DOCTORAL SEMINARS IN EPIDEMIOLOGY Syllabus
Course Learning Objectives
Upon successfully completing this course, students will be able to:
- discuss epidemiology research, controversies, ethics, and help form their professional identities
Provides a forum in which the doctoral students present and discuss papers on topics relative to epidemiologic principles and practice. Proposed topics include issues in measurement, causal reasoning, confounding, and multilevel modeling. Faculty guides the selection of topics and readings, and facilitates active dialog among seminar participants.
For 3rd term, the focus is on the profession of epidemiology. Topics to be covered include translational epidemiology, team science, the role of the epidemiologist at local health departments and in the global setting, preparing for and finding a job as an epidemiologist, communication about epidemiology and findings, being an author and being a reviewer, being an epidemiologist in academia, including professionalism.

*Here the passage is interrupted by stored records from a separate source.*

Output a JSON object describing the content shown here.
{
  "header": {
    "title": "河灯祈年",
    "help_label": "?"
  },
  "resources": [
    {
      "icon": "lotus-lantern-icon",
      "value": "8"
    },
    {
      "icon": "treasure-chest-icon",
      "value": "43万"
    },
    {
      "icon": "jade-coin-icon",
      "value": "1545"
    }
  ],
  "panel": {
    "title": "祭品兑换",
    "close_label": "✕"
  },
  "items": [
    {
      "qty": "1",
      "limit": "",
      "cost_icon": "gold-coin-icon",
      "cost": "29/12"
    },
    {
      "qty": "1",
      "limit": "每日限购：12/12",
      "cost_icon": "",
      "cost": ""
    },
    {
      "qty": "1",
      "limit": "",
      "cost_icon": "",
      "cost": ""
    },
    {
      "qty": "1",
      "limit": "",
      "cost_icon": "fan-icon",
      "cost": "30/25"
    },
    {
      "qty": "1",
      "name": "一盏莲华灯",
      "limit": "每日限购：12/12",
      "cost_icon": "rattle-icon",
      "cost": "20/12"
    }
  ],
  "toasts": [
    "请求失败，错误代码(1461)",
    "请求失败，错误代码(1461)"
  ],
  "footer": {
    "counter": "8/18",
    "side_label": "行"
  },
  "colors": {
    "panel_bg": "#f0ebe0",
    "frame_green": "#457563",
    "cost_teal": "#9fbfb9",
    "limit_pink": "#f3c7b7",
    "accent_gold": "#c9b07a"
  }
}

One of the goals of 3rd term is for doctoral students to learn to feel comfortable engaging in professional discussion with colleagues. As such, students are expected to fully and dynamicing engage in discussion. During 3rd term, students are expected to spend at least 24 hours outside of the classroom continuing to develop their dissertation specific aims, conceptual frameworks, and proposals with their advisors in preparation for 4th term. Two sessions of 3rd term will be dedicated to a group discussion of the students’ draft and revised specific aims, conceptual frameworks, and overall proposals.
Intended Audience2nd year Epidemiology doctoral students
Methods of AssessmentStudent evaluation is based on a paper, presentations, and classroom discussion.
Additional Faculty Notes:
SPECIFIC TO THIRD TERM: Class participation and attendance are required. There are no evaluative exercises (eg exams, papers); however, students are expected to continue to develop their specific aims and conceptual frameworks in preparation for fourth term. Occasional readings may be assigned.
Prerequisites340.751-754 and department written comprehensive exam.
Please see the course Session for a full list of dates and items for this course.
Academic Ethics Code
Students enrolled in the Bloomberg School of Public Health of The Johns Hopkins University assume an obligation to conduct themselves in a manner appropriate to the University's mission as an institution of higher education. A student is obligated to refrain from acts which he or she knows, or under the circumstances has reason to know, impair the academic integrity of the University. Violations of academic integrity include, but are not limited to: cheating; plagiarism; knowingly furnishing false information to any agent of the University for inclusion in the academic record; violation of the rights and welfare of animal or human subjects in research; and misconduct as a member of either School or University committees or recognized groups or organizations.
Welcome to the 3rd term of the Epi Doctoral Seminar. This term we will focus on the profession of epidemiology.
Contact Information(from old syllabus)
Elizabeth Platz, ScD, MPH
Home Page: http://www.jhsph.edu/faculty/directory/profile/3775/Platz/Elizabeth_A.
Course Objectives(from old syllabus)Acquire a depth of understanding on topics relative to epidemiologic principles and practice.
·Attendance is mandatory because this is a discussion-focused course. Please let the instructors know in advance if you must miss a session.
·Participation for 3rd term of Doctoral Seminar is defined as attendance, contributing to group discussions, and presenting draft dissertation specific aims and conceptual frameworks.
·No make-up sessions will be offered.
·Cell phones, laptops, tablets may be used during class for purposes that enhance discussion, including reviewing suggested materials online and doing Internet searches for relevant information.
·CoursePlus and email will be used for course communication.
·Course materials are suggested for some sessions. Please review materials before class to enhance discussions.
·There are no evaluative exercises (e.g., exams, papers).This course is offered only with the Pass/Fail grading system. Students who miss 2 or more sessions without explanation will be given a grade of Fail.
Disability Support ServicesIf you are a student with a documented disability who requires an academic accommodation, please contact Betty H. Addison in the Office of Student Life Services: email@example.com, 410-955-3034, or 2017 E. Monument Street.